**Work to complete**
From the records below, find each line with the string "JSON" and copy it.

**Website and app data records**
※

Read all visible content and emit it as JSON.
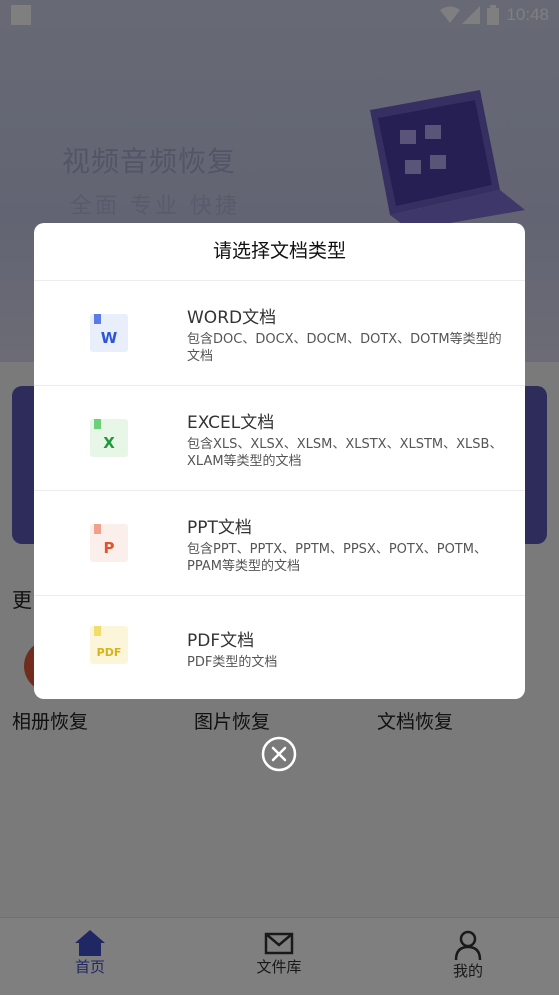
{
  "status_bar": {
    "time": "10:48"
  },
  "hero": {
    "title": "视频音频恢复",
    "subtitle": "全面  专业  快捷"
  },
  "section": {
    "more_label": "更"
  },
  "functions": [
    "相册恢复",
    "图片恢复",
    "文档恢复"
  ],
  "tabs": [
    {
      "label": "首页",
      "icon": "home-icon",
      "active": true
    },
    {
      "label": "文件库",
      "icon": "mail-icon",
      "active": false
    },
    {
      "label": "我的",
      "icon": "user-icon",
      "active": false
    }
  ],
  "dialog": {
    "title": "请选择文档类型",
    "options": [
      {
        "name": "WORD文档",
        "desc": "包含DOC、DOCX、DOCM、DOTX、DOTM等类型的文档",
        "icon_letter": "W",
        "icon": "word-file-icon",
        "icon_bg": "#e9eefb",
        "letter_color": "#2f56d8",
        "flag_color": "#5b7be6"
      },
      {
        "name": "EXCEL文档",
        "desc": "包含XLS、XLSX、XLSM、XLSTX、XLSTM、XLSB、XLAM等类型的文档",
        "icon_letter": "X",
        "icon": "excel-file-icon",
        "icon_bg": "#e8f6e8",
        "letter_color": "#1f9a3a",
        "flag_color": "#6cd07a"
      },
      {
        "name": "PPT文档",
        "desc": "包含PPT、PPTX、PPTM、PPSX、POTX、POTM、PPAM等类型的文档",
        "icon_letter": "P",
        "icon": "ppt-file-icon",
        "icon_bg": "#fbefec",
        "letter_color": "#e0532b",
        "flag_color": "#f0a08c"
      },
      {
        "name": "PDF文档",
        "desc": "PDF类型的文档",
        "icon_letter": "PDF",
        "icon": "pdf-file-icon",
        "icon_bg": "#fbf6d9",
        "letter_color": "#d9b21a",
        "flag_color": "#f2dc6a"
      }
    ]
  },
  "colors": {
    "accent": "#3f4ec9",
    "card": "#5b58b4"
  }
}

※

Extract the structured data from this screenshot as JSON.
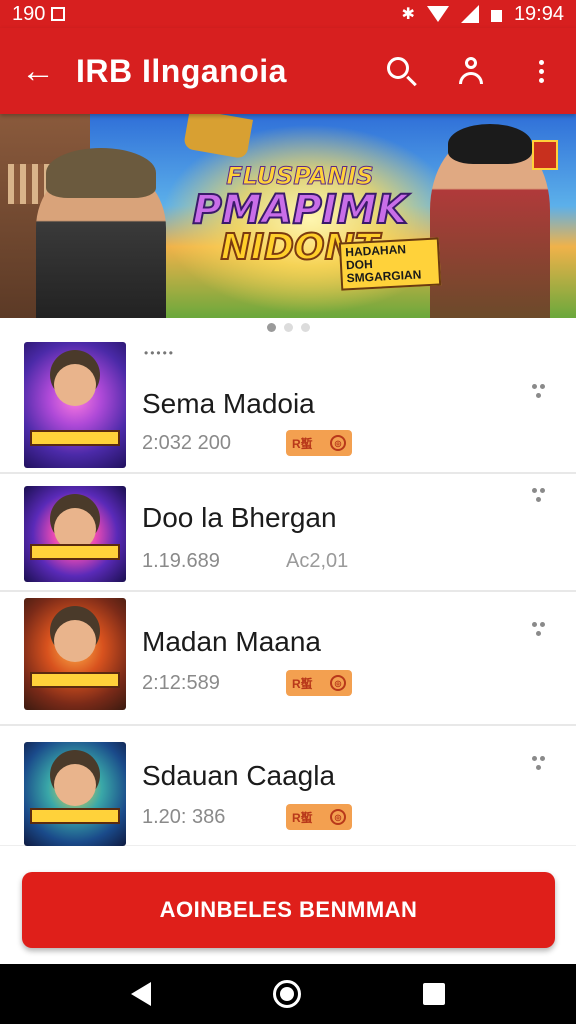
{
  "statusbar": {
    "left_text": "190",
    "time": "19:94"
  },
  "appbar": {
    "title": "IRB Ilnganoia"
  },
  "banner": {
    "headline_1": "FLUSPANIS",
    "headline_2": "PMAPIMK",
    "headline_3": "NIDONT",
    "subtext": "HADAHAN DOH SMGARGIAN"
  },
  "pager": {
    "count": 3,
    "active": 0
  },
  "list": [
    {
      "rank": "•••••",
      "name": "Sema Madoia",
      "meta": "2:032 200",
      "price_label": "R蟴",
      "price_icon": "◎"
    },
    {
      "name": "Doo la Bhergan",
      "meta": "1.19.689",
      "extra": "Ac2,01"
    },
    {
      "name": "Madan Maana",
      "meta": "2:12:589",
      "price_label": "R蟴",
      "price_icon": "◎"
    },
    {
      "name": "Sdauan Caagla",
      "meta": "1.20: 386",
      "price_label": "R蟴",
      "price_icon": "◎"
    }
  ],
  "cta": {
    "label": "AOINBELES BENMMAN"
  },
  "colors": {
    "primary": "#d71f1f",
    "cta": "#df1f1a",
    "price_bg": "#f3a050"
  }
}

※

**Response to the exercise**
Read all visible content and emit it as JSON.
Extract the structured data from this screenshot as JSON.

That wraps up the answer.